Therapy can help you heal the scars of Domestic Violence.

Domestic Violence (DV) is a social problem as well as a problem within a family and is defined as the use of physical aggression and mental/emotional abuse with members involved in intimate interpersonal relationships or when one person tries to dominate and control the other person. DV abuse has one purpose and that is to gain and maintain control over someone you love or are in romantic partnership with. Any situation where a partner is forced to participate in unwanted sex of any kind, is also considered domestic abuse. Abusers use fear, guilt, shame, intimidation, threaten to physically harm the victim and or her children/those around her. DV often escalates from threats and verbal abuse to violence. While physical violence may be the most dangerous or life threatening, the emotional and psychological are more wide spread with the consequences also severe. Economic abuse although more subtle, is also a form of emotional abuse, with the goal being to control the other person.

DV is a crime inside the family and law enforcement has the power and authority to protect people from it. That said, the problem is often overlooked, excused or denied. Often the incidents of physical abuse (DV) seem minor when compared to those we read about or see on TV or heard about from other survivors. This is a form of denial. Domestic Violence (DV) can happen to anyone, regardless of ones socio-economic circumstances. The number one sign that someone is in an abusive relationship is their fear of their significant other./the other person. No one should live in fear of the person they love.

Physical abuse tends to occur at moments of great stress. Many people who commit physical abuse were often abused themselves as children. As a result they rationalize the abuse and don't see it as inappropriate and can consider it appropriate discipline. People who commit physical abuse have poor impulse control. This prevents them from thinking about what happens as a result of their actions. Abuse tends to be learned, passed down from generation to generation often referred to as "the cycle of violence". The same is true for children witnessing domestic violence. Many abused children have low self-esteem.
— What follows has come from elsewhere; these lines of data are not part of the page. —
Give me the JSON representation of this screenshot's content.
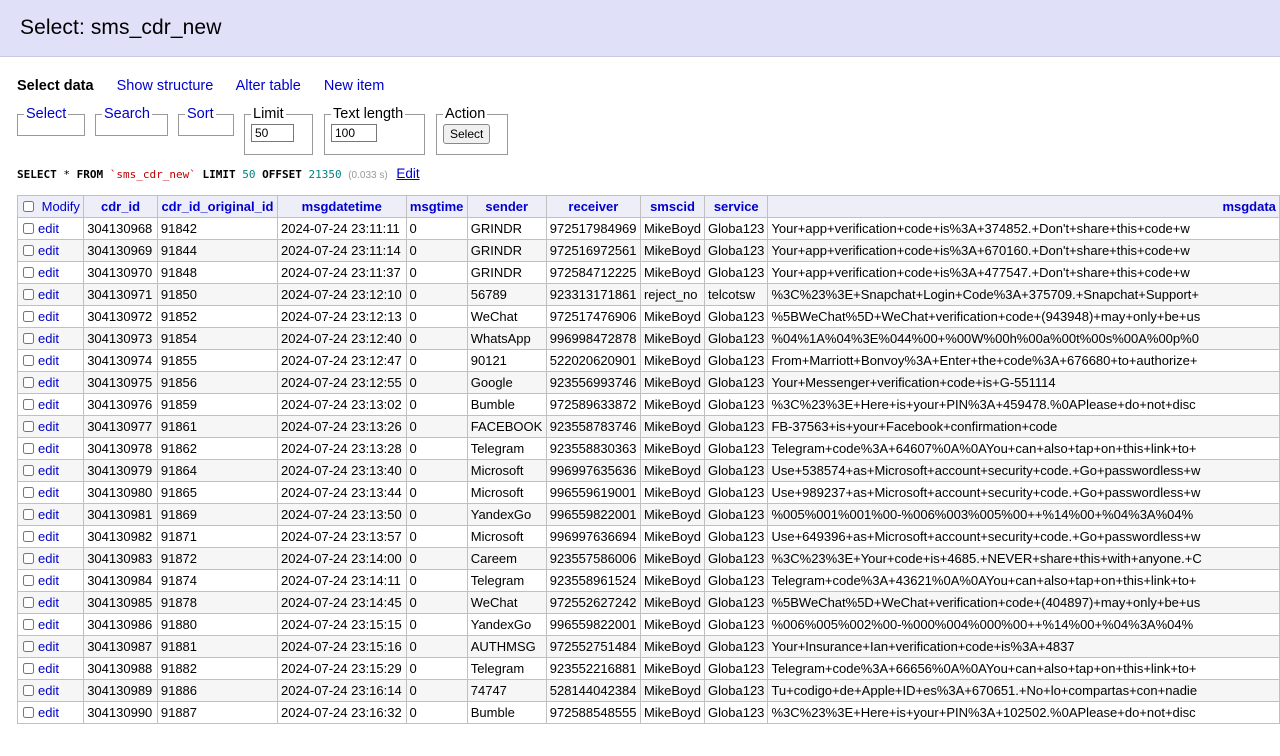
{
  "header": {
    "title": "Select: sms_cdr_new"
  },
  "nav": {
    "current": "Select data",
    "links": [
      "Show structure",
      "Alter table",
      "New item"
    ]
  },
  "fieldsets": {
    "select": "Select",
    "search": "Search",
    "sort": "Sort",
    "limit": {
      "label": "Limit",
      "value": "50"
    },
    "text_length": {
      "label": "Text length",
      "value": "100"
    },
    "action": {
      "label": "Action",
      "button": "Select"
    }
  },
  "query": {
    "kw_select": "SELECT",
    "star": "*",
    "kw_from": "FROM",
    "table": "`sms_cdr_new`",
    "kw_limit": "LIMIT",
    "limit": "50",
    "kw_offset": "OFFSET",
    "offset": "21350",
    "time": "(0.033 s)",
    "edit": "Edit"
  },
  "table": {
    "modify_label": "Modify",
    "edit_label": "edit",
    "columns": [
      "cdr_id",
      "cdr_id_original_id",
      "msgdatetime",
      "msgtime",
      "sender",
      "receiver",
      "smscid",
      "service",
      "msgdata"
    ],
    "rows": [
      [
        "304130968",
        "91842",
        "2024-07-24 23:11:11",
        "0",
        "GRINDR",
        "972517984969",
        "MikeBoyd",
        "Globa123",
        "Your+app+verification+code+is%3A+374852.+Don't+share+this+code+w"
      ],
      [
        "304130969",
        "91844",
        "2024-07-24 23:11:14",
        "0",
        "GRINDR",
        "972516972561",
        "MikeBoyd",
        "Globa123",
        "Your+app+verification+code+is%3A+670160.+Don't+share+this+code+w"
      ],
      [
        "304130970",
        "91848",
        "2024-07-24 23:11:37",
        "0",
        "GRINDR",
        "972584712225",
        "MikeBoyd",
        "Globa123",
        "Your+app+verification+code+is%3A+477547.+Don't+share+this+code+w"
      ],
      [
        "304130971",
        "91850",
        "2024-07-24 23:12:10",
        "0",
        "56789",
        "923313171861",
        "reject_no",
        "telcotsw",
        "%3C%23%3E+Snapchat+Login+Code%3A+375709.+Snapchat+Support+"
      ],
      [
        "304130972",
        "91852",
        "2024-07-24 23:12:13",
        "0",
        "WeChat",
        "972517476906",
        "MikeBoyd",
        "Globa123",
        "%5BWeChat%5D+WeChat+verification+code+(943948)+may+only+be+us"
      ],
      [
        "304130973",
        "91854",
        "2024-07-24 23:12:40",
        "0",
        "WhatsApp",
        "996998472878",
        "MikeBoyd",
        "Globa123",
        "%04%1A%04%3E%044%00+%00W%00h%00a%00t%00s%00A%00p%0"
      ],
      [
        "304130974",
        "91855",
        "2024-07-24 23:12:47",
        "0",
        "90121",
        "522020620901",
        "MikeBoyd",
        "Globa123",
        "From+Marriott+Bonvoy%3A+Enter+the+code%3A+676680+to+authorize+"
      ],
      [
        "304130975",
        "91856",
        "2024-07-24 23:12:55",
        "0",
        "Google",
        "923556993746",
        "MikeBoyd",
        "Globa123",
        "Your+Messenger+verification+code+is+G-551114"
      ],
      [
        "304130976",
        "91859",
        "2024-07-24 23:13:02",
        "0",
        "Bumble",
        "972589633872",
        "MikeBoyd",
        "Globa123",
        "%3C%23%3E+Here+is+your+PIN%3A+459478.%0APlease+do+not+disc"
      ],
      [
        "304130977",
        "91861",
        "2024-07-24 23:13:26",
        "0",
        "FACEBOOK",
        "923558783746",
        "MikeBoyd",
        "Globa123",
        "FB-37563+is+your+Facebook+confirmation+code"
      ],
      [
        "304130978",
        "91862",
        "2024-07-24 23:13:28",
        "0",
        "Telegram",
        "923558830363",
        "MikeBoyd",
        "Globa123",
        "Telegram+code%3A+64607%0A%0AYou+can+also+tap+on+this+link+to+"
      ],
      [
        "304130979",
        "91864",
        "2024-07-24 23:13:40",
        "0",
        "Microsoft",
        "996997635636",
        "MikeBoyd",
        "Globa123",
        "Use+538574+as+Microsoft+account+security+code.+Go+passwordless+w"
      ],
      [
        "304130980",
        "91865",
        "2024-07-24 23:13:44",
        "0",
        "Microsoft",
        "996559619001",
        "MikeBoyd",
        "Globa123",
        "Use+989237+as+Microsoft+account+security+code.+Go+passwordless+w"
      ],
      [
        "304130981",
        "91869",
        "2024-07-24 23:13:50",
        "0",
        "YandexGo",
        "996559822001",
        "MikeBoyd",
        "Globa123",
        "%005%001%001%00-%006%003%005%00++%14%00+%04%3A%04%"
      ],
      [
        "304130982",
        "91871",
        "2024-07-24 23:13:57",
        "0",
        "Microsoft",
        "996997636694",
        "MikeBoyd",
        "Globa123",
        "Use+649396+as+Microsoft+account+security+code.+Go+passwordless+w"
      ],
      [
        "304130983",
        "91872",
        "2024-07-24 23:14:00",
        "0",
        "Careem",
        "923557586006",
        "MikeBoyd",
        "Globa123",
        "%3C%23%3E+Your+code+is+4685.+NEVER+share+this+with+anyone.+C"
      ],
      [
        "304130984",
        "91874",
        "2024-07-24 23:14:11",
        "0",
        "Telegram",
        "923558961524",
        "MikeBoyd",
        "Globa123",
        "Telegram+code%3A+43621%0A%0AYou+can+also+tap+on+this+link+to+"
      ],
      [
        "304130985",
        "91878",
        "2024-07-24 23:14:45",
        "0",
        "WeChat",
        "972552627242",
        "MikeBoyd",
        "Globa123",
        "%5BWeChat%5D+WeChat+verification+code+(404897)+may+only+be+us"
      ],
      [
        "304130986",
        "91880",
        "2024-07-24 23:15:15",
        "0",
        "YandexGo",
        "996559822001",
        "MikeBoyd",
        "Globa123",
        "%006%005%002%00-%000%004%000%00++%14%00+%04%3A%04%"
      ],
      [
        "304130987",
        "91881",
        "2024-07-24 23:15:16",
        "0",
        "AUTHMSG",
        "972552751484",
        "MikeBoyd",
        "Globa123",
        "Your+Insurance+Ian+verification+code+is%3A+4837"
      ],
      [
        "304130988",
        "91882",
        "2024-07-24 23:15:29",
        "0",
        "Telegram",
        "923552216881",
        "MikeBoyd",
        "Globa123",
        "Telegram+code%3A+66656%0A%0AYou+can+also+tap+on+this+link+to+"
      ],
      [
        "304130989",
        "91886",
        "2024-07-24 23:16:14",
        "0",
        "74747",
        "528144042384",
        "MikeBoyd",
        "Globa123",
        "Tu+codigo+de+Apple+ID+es%3A+670651.+No+lo+compartas+con+nadie"
      ],
      [
        "304130990",
        "91887",
        "2024-07-24 23:16:32",
        "0",
        "Bumble",
        "972588548555",
        "MikeBoyd",
        "Globa123",
        "%3C%23%3E+Here+is+your+PIN%3A+102502.%0APlease+do+not+disc"
      ]
    ]
  }
}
The abusers will usually make their children feel that the violence is their fault. Even when the violence isn't directed towards the child, such as domestic violence they often feel guilty and blame themselves.also feel grief and shame over the abuse that is occurring to themselves or to others in the family. There parents are unable to create nurturing bonds with their children and the children are at greater risk for abuse and neglect. Children in these homes have more anxiety than children not exposed. They live in fear of the next violent act, towards them or others in the family and they have fear that their parents will abandon them. As a result, their anxiety can develop into panic disorder, phobias and other mal-adaptive defenses. Over time, untreated anxiety can impair a child's life and ability to function.

The scars of domestic violence run deep and can stay with a person long after they have escaped the abusive situation. These relationships can destroy or chip away at a persons self-worth, lead to anxiety and depression and making someone feel helpless and alone. Victims of domestic abuse are struggle with unsetting emotions, frightening memories and a sense of constant danger. People often feel emotionally numb, disconnected from themselves, often isolated from others and unable to trust people. The good news is that through therapy people can learns new coping skill, heal the deep scars, and improve the quality of their life.